Look for the string "title" in the data below, and copy each line that holds it.

*** Opening Provided records ***

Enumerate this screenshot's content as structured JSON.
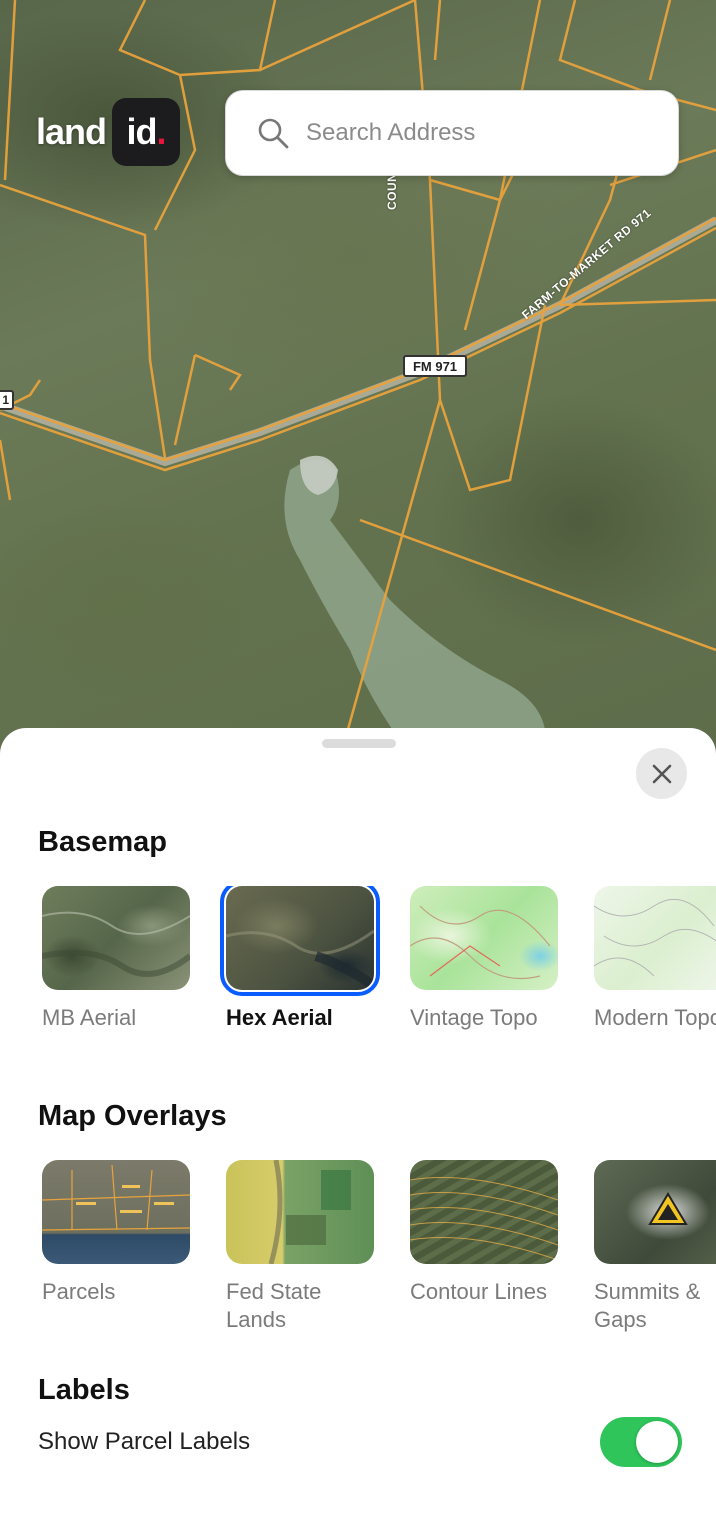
{
  "app": {
    "logo_word": "land",
    "logo_box": "id",
    "logo_dot": ".",
    "brand_accent": "#e8163c"
  },
  "search": {
    "placeholder": "Search Address",
    "value": ""
  },
  "map": {
    "road_shield": "FM 971",
    "road_shield_left": "1",
    "road_labels": {
      "county": "COUNTY RD",
      "farm": "FARM-TO-MARKET RD 971"
    }
  },
  "sheet": {
    "basemap": {
      "title": "Basemap",
      "items": [
        {
          "label": "MB Aerial",
          "selected": false
        },
        {
          "label": "Hex Aerial",
          "selected": true
        },
        {
          "label": "Vintage Topo",
          "selected": false
        },
        {
          "label": "Modern Topo",
          "selected": false
        }
      ]
    },
    "overlays": {
      "title": "Map Overlays",
      "items": [
        {
          "label": "Parcels"
        },
        {
          "label": "Fed State Lands"
        },
        {
          "label": "Contour Lines"
        },
        {
          "label": "Summits & Gaps"
        }
      ]
    },
    "labels": {
      "title": "Labels",
      "show_parcel_labels": "Show Parcel Labels",
      "show_parcel_labels_on": true
    },
    "colors": {
      "selected_outline": "#0a5cff",
      "toggle_on": "#2fc55a",
      "parcel_line": "#e8a33c"
    }
  }
}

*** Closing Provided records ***

[Answer section]
      "title": "Basemap",
      "title": "Map Overlays",
      "title": "Labels",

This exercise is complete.